And So Ends An Epic Season of Marching Band.
Looking down from the top of Christie Pitts Park, I could see another marching band practicing their choreography. They looked pretty intense. They were from a small town in the US, but I knew they were no match to the mighty North Toronto Collegiate Institute’s sheer awesomeness. For those of you who don’t know us, we are the proud and the few. We are the North Toronto Marching Band. The Marching Band season has just ended, and we have had many spectacular performances, but most notably, the epic Toronto Santa Claus Parade.
CTV’s coverage of the parade was bordering on being abysmal, which is why it took me a while to figure out why we got airtime over the other bands (albeit our total was not a touch past 15 seconds). I mean, other Marching Bands got airtime, but there was only one other school that was broadcasted. I finally came to a conclusion. We didn’t necessarily sound the best, weren’t the biggest, and were definitely not the most coordinated with our left-right-left marching. So, was it our costumes? No, I don’t think it was, awesome as they are. Was it our spectacular baton twirlers? No, we don’t have those. Then it finally hit me: we radiate fun. As corny as that sounds, I think it is true. Waiting for the parade to begin and during the parade, NT had the most fun out of any of the other bands. While the rest of the bands were practicing their tunes, we were frolicking along the hill like the giddy children that we all are at heart.
It being my first year at NT, I didn’t really know what to expect for the parade, though I was slightly disconcerted by my older sister’s anecdotes about “marching in foot-deep snow, uphill all the way”. During the parade I got my first taste of what makes the band so great as we were passing the Royal Ontario Museum on Bloor Street. Being in the lower brass, I was situated at the back of the band, bringing up the rear. As we began what was to be a wonderful rendition of “Santa Claus is Coming to Town”, our section leader told us to go and high-five the crowd when we finished the song. Sure enough, I heard “GO!” and lumbered away trying not to trip while carrying my sousaphone, and began passing right by the crowds, saying “Happy Holidays!” as I passed by kids. I don’t know if it was my irresistible charm or the instrument I was wearing, but they were grinning ear-to-ear. That’s right, NT students were doing some good old-fashioned mingling.
There’s something about NT’s band that sets us apart from the rest. Whether that be our retro uniforms, inspiring student leaders, skillful playing, dedication to morning practices, or Ms. Monteith’s watchful eye.
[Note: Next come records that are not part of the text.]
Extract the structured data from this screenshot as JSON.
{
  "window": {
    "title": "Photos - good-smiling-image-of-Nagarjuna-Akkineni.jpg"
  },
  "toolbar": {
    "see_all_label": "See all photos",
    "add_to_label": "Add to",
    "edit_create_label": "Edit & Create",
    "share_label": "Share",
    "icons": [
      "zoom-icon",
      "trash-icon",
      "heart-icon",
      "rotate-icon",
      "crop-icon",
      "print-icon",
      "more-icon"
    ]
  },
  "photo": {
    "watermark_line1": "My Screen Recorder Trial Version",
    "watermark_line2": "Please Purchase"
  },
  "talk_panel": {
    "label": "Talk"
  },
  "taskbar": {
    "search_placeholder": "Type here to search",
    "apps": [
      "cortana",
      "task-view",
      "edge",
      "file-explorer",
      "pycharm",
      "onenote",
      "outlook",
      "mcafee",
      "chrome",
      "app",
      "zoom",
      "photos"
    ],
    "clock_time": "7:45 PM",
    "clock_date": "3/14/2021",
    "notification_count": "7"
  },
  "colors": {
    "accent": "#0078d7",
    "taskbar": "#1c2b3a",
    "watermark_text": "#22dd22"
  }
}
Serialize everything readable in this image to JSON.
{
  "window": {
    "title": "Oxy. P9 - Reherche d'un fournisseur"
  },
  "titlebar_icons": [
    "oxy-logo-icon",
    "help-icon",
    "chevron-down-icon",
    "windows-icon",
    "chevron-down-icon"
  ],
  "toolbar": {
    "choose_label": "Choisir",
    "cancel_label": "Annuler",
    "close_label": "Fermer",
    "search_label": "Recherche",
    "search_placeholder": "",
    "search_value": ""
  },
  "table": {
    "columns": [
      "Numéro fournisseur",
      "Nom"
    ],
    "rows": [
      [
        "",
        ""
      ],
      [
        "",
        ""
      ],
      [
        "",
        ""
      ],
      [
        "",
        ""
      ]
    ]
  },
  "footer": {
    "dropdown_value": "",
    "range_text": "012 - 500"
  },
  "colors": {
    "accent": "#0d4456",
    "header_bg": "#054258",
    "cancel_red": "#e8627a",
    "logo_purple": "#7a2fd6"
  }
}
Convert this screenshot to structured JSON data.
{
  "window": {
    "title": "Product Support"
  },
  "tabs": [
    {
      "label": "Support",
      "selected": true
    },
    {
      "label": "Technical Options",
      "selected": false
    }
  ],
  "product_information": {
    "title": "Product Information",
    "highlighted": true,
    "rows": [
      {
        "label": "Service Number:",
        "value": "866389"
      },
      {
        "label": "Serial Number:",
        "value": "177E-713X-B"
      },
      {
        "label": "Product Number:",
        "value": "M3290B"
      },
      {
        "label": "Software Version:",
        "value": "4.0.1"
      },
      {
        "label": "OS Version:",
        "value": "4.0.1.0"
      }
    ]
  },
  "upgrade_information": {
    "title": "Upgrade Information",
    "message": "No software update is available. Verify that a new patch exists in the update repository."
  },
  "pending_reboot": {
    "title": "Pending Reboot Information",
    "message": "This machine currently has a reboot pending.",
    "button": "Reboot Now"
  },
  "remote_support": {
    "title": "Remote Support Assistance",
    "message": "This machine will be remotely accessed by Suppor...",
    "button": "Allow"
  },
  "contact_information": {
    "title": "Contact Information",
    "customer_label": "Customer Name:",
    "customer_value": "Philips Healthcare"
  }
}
To end this, I want to quote Mr. McNaughton who passed on some inspiring words of encouragement to me as I was about to cross the start line. “Jack, you sound good. Make sure to control your breathing, or you may pass out in the street. It will be embarrassing.”